Task brief
The answer should consist of every record, reproduced exactly.
-- -- --
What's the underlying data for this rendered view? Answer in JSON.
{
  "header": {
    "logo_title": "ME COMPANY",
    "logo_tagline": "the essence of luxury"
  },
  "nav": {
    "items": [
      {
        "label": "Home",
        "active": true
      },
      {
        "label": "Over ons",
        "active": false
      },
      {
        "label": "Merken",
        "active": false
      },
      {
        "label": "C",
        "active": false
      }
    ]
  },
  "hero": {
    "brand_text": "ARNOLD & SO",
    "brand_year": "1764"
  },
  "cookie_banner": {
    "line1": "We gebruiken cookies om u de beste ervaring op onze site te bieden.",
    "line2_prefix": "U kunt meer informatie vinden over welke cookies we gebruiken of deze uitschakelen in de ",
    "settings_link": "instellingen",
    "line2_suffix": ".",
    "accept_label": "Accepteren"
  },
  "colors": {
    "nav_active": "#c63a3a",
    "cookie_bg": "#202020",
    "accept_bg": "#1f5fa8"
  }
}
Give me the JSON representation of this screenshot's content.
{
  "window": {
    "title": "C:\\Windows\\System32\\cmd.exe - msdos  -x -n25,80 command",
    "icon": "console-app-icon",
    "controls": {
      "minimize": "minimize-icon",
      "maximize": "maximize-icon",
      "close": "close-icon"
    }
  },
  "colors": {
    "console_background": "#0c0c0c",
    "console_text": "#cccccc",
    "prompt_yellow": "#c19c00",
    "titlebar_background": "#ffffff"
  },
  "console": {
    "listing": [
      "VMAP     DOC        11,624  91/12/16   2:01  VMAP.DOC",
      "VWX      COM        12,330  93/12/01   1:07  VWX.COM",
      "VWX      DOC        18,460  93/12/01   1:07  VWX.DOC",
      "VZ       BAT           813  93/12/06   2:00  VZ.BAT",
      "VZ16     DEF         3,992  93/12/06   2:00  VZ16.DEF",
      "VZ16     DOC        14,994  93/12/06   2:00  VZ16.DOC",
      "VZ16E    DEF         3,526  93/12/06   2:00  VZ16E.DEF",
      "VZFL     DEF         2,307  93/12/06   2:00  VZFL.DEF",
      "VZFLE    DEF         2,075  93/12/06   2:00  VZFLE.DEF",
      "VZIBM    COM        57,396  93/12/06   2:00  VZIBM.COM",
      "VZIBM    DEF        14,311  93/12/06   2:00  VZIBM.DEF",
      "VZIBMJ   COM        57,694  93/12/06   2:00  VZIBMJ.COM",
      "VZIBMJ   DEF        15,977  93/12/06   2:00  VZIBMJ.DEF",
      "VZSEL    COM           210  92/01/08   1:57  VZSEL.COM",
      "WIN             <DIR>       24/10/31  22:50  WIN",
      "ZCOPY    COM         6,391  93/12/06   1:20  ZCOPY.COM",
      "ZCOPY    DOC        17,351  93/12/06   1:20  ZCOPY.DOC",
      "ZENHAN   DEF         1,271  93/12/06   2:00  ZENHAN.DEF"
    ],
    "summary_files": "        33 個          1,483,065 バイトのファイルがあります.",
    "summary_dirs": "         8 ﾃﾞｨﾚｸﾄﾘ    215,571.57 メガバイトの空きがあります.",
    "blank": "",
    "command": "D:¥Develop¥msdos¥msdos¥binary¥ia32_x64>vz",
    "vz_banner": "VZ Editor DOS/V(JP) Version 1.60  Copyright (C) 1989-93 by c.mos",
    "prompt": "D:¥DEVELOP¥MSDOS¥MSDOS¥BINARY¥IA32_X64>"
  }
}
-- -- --
Solved exercise
What's the underlying data for this rendered view? Answer in JSON.
{
  "header": {
    "logo_title": "ME COMPANY",
    "logo_tagline": "the essence of luxury"
  },
  "nav": {
    "items": [
      {
        "label": "Home",
        "active": true
      },
      {
        "label": "Over ons",
        "active": false
      },
      {
        "label": "Merken",
        "active": false
      },
      {
        "label": "C",
        "active": false
      }
    ]
  },
  "hero": {
    "brand_text": "ARNOLD & SO",
    "brand_year": "1764"
  },
  "cookie_banner": {
    "line1": "We gebruiken cookies om u de beste ervaring op onze site te bieden.",
    "line2_prefix": "U kunt meer informatie vinden over welke cookies we gebruiken of deze uitschakelen in de ",
    "settings_link": "instellingen",
    "line2_suffix": ".",
    "accept_label": "Accepteren"
  },
  "colors": {
    "nav_active": "#c63a3a",
    "cookie_bg": "#202020",
    "accept_bg": "#1f5fa8"
  }
}
Give me the JSON representation of this screenshot's content.
{
  "window": {
    "title": "C:\\Windows\\System32\\cmd.exe - msdos  -x -n25,80 command",
    "icon": "console-app-icon",
    "controls": {
      "minimize": "minimize-icon",
      "maximize": "maximize-icon",
      "close": "close-icon"
    }
  },
  "colors": {
    "console_background": "#0c0c0c",
    "console_text": "#cccccc",
    "prompt_yellow": "#c19c00",
    "titlebar_background": "#ffffff"
  },
  "console": {
    "listing": [
      "VMAP     DOC        11,624  91/12/16   2:01  VMAP.DOC",
      "VWX      COM        12,330  93/12/01   1:07  VWX.COM",
      "VWX      DOC        18,460  93/12/01   1:07  VWX.DOC",
      "VZ       BAT           813  93/12/06   2:00  VZ.BAT",
      "VZ16     DEF         3,992  93/12/06   2:00  VZ16.DEF",
      "VZ16     DOC        14,994  93/12/06   2:00  VZ16.DOC",
      "VZ16E    DEF         3,526  93/12/06   2:00  VZ16E.DEF",
      "VZFL     DEF         2,307  93/12/06   2:00  VZFL.DEF",
      "VZFLE    DEF         2,075  93/12/06   2:00  VZFLE.DEF",
      "VZIBM    COM        57,396  93/12/06   2:00  VZIBM.COM",
      "VZIBM    DEF        14,311  93/12/06   2:00  VZIBM.DEF",
      "VZIBMJ   COM        57,694  93/12/06   2:00  VZIBMJ.COM",
      "VZIBMJ   DEF        15,977  93/12/06   2:00  VZIBMJ.DEF",
      "VZSEL    COM           210  92/01/08   1:57  VZSEL.COM",
      "WIN             <DIR>       24/10/31  22:50  WIN",
      "ZCOPY    COM         6,391  93/12/06   1:20  ZCOPY.COM",
      "ZCOPY    DOC        17,351  93/12/06   1:20  ZCOPY.DOC",
      "ZENHAN   DEF         1,271  93/12/06   2:00  ZENHAN.DEF"
    ],
    "summary_files": "        33 個          1,483,065 バイトのファイルがあります.",
    "summary_dirs": "         8 ﾃﾞｨﾚｸﾄﾘ    215,571.57 メガバイトの空きがあります.",
    "blank": "",
    "command": "D:¥Develop¥msdos¥msdos¥binary¥ia32_x64>vz",
    "vz_banner": "VZ Editor DOS/V(JP) Version 1.60  Copyright (C) 1989-93 by c.mos",
    "prompt": "D:¥DEVELOP¥MSDOS¥MSDOS¥BINARY¥IA32_X64>"
  }
}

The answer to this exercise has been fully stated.